Teachers Working Far Too Many Hours According To New Report

Posted September 27, 2019 by Mary McGinley

Teachers are some of the hardest working people on earth, with most going far beyond what should be within their job description.

Personnel Today reports that a recent series of studies conducted by University College in London found that most teachers work between 47 and 49 hours per week on average with some working 59 – 65 hours. To change this, the UCL is asserting “radical action” would be required to reduce those hours.

The study was gathered from four surveys with input from primary and secondary teachers conducted from 1992 and 2017 and found that nearly one-fourth of those surveyed were working more than 59 hours per week. An estimated 40% indicated that they usually worked in the evenings after school while 10% worked over their weekend. Seven percent of those surveyed also said that they worked at night to be able to manage their current workload.

Lead researcher, Professor John Jerrim told Personnel Today that this has long been the case for those within the teaching profession and is at least partially responsible for teachers reporting feeling high levels of job-related stress and ultimately leading to poor rates of teacher retention.

UCL researchers recently released a statement saying;

“Policymakers might therefore be better off focusing on other, better evidenced approaches to improving retention, such as increasing teacher pay, improving school leadership and improving working conditions,“
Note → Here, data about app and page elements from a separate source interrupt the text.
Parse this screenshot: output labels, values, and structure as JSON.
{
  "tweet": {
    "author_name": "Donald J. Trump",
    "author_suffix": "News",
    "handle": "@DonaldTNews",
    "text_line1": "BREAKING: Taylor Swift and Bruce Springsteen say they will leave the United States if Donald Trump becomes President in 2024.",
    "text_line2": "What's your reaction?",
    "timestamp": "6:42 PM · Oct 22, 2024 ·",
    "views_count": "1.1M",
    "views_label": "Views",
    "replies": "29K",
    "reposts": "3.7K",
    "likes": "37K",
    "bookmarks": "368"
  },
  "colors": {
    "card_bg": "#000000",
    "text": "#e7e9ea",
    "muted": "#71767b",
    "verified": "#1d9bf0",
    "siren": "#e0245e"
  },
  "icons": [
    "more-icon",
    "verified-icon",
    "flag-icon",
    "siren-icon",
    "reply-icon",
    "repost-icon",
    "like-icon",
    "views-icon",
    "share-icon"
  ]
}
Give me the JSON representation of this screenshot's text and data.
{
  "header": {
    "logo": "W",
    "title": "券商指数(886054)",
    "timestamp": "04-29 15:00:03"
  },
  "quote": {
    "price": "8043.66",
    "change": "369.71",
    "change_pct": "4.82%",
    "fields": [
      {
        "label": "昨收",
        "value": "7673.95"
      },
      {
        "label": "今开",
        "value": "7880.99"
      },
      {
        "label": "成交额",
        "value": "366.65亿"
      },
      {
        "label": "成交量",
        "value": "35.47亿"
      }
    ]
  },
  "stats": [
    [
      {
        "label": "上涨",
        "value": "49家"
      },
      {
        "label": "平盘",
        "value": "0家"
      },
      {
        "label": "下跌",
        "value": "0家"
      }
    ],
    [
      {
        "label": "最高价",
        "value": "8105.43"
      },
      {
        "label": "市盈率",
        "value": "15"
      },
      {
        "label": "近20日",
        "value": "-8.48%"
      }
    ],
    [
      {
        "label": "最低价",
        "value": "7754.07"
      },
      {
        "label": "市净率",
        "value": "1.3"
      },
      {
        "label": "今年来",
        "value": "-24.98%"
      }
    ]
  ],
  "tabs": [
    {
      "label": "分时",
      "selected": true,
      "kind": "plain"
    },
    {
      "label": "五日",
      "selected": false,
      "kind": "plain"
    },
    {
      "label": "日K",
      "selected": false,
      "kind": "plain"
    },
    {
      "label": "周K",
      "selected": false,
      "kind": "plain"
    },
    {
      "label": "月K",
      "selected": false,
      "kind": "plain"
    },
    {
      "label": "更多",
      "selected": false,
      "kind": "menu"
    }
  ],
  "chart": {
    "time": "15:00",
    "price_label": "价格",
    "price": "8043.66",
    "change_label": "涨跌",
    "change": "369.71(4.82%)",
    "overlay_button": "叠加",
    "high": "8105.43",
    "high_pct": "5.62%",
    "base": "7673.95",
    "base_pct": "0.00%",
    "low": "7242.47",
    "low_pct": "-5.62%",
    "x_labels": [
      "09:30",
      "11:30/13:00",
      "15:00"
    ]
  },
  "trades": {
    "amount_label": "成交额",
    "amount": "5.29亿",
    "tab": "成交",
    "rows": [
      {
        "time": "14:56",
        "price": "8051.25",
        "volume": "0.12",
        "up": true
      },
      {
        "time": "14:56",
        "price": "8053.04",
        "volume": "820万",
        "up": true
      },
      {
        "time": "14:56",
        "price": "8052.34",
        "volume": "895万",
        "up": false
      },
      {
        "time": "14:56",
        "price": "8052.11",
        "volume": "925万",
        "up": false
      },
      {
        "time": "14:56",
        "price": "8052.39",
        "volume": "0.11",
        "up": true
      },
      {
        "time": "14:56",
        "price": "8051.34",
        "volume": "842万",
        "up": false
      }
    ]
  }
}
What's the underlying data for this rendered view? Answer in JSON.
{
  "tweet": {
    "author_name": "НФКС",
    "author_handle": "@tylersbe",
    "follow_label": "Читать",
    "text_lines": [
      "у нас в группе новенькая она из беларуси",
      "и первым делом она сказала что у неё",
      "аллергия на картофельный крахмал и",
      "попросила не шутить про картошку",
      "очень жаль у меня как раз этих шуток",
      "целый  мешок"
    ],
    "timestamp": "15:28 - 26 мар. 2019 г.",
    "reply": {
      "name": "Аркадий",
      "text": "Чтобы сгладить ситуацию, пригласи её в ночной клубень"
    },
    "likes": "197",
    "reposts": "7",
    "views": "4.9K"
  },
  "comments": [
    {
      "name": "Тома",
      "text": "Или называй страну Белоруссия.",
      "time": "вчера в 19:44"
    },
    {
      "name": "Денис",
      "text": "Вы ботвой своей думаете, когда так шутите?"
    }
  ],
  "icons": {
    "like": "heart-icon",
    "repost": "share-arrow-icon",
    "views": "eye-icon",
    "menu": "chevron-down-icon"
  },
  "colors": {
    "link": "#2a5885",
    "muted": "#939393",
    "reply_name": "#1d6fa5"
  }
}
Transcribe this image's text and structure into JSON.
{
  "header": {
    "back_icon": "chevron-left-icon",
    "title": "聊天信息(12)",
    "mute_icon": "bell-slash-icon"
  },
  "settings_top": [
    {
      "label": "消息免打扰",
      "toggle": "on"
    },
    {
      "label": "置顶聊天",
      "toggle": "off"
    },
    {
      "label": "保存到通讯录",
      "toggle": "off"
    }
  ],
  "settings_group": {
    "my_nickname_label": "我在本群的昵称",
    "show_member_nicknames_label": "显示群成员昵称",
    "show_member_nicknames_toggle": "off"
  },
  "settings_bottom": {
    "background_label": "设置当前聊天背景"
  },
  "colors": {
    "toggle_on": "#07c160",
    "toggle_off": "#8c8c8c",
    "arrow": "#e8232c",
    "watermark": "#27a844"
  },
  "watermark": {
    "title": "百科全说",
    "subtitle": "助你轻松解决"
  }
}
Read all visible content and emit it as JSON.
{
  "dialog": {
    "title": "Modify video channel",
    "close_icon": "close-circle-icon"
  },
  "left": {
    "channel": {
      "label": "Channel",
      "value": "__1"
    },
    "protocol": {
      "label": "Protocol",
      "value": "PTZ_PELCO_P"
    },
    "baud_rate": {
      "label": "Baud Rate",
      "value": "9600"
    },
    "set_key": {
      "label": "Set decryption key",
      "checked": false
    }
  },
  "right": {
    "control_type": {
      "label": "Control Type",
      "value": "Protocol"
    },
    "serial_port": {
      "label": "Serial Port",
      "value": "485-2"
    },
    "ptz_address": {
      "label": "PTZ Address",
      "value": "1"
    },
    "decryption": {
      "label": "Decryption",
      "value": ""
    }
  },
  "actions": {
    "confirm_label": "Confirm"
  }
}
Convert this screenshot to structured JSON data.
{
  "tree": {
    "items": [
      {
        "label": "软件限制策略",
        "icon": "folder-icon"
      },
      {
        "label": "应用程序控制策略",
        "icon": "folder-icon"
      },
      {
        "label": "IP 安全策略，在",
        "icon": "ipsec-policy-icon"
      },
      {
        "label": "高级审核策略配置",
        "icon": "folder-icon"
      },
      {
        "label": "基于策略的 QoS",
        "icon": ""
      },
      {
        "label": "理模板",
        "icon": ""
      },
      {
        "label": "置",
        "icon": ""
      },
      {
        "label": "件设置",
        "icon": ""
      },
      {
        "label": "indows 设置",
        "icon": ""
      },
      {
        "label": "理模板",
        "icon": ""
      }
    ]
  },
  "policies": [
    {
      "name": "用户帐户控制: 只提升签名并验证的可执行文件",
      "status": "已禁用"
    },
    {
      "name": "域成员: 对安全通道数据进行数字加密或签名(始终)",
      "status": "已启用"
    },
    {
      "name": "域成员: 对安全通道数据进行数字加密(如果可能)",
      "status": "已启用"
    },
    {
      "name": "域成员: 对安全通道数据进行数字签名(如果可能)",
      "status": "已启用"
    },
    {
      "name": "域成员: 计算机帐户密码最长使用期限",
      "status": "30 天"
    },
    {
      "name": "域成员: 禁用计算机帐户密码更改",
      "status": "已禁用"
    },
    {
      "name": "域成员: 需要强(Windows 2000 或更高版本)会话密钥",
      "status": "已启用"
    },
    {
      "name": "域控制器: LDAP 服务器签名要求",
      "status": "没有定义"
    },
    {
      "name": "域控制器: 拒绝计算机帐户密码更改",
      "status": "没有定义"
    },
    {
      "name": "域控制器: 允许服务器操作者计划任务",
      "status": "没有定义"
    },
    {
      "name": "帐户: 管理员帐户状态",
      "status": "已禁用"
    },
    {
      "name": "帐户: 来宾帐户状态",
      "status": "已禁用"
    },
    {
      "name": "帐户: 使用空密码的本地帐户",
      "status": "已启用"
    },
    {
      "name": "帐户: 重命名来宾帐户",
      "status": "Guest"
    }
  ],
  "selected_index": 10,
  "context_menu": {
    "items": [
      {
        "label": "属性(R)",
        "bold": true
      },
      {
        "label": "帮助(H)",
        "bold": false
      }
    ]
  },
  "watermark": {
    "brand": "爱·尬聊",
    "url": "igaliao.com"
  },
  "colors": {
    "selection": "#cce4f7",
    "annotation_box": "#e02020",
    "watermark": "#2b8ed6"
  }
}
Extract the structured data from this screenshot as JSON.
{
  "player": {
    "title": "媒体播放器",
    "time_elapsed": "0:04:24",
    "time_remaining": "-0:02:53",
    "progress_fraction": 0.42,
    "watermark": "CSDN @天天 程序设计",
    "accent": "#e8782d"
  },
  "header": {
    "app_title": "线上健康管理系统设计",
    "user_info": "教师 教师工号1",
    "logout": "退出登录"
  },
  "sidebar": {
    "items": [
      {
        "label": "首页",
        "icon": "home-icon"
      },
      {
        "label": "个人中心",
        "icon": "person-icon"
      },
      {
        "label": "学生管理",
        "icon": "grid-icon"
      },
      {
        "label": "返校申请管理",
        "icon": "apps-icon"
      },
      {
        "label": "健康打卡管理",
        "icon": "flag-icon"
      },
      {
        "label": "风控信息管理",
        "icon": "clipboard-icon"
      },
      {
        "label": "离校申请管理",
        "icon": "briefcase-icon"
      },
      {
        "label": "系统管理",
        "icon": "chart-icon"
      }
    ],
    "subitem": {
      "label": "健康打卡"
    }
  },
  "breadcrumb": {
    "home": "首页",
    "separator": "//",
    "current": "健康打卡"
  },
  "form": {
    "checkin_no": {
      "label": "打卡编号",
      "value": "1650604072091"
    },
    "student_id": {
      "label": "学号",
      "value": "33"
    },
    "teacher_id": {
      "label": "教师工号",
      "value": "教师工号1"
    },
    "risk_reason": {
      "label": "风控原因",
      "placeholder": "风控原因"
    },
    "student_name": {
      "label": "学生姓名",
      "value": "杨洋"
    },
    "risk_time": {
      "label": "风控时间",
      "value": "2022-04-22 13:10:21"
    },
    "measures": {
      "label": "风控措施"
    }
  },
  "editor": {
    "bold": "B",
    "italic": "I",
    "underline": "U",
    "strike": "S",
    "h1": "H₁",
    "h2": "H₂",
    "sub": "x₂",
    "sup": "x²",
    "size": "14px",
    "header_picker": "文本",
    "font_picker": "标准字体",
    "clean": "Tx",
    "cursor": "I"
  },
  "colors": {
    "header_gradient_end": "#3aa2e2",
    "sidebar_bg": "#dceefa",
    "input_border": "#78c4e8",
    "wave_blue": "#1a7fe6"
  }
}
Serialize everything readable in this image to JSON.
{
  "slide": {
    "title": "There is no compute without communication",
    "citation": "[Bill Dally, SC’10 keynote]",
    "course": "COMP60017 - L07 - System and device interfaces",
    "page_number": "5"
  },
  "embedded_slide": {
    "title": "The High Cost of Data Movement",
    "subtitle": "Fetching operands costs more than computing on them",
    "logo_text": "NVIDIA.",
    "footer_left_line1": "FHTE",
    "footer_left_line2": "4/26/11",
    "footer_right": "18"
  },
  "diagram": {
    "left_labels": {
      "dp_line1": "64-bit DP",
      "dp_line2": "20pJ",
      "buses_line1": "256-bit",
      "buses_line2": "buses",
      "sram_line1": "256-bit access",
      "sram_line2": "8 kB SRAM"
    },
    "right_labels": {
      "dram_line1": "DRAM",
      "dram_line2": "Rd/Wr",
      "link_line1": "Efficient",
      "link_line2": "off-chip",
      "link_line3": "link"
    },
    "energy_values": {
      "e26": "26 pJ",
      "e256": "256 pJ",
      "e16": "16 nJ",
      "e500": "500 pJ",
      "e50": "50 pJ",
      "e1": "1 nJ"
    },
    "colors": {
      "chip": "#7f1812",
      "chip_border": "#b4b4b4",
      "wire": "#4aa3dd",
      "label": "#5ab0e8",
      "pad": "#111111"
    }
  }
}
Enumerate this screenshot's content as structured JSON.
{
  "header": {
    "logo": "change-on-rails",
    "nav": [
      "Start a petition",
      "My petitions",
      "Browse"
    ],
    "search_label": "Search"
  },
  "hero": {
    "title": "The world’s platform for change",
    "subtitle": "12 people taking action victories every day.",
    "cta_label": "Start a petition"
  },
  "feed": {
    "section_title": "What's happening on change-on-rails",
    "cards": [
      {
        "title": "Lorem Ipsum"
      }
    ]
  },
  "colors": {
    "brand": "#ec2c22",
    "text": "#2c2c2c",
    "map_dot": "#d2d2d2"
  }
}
The Department of Education has said that it is making every effort to reduce the number of hours teachers are being asked to work. The agency has also said that over the next three years it will push to improve working conditions and to increase the starting salaries for primary and secondary school teachers.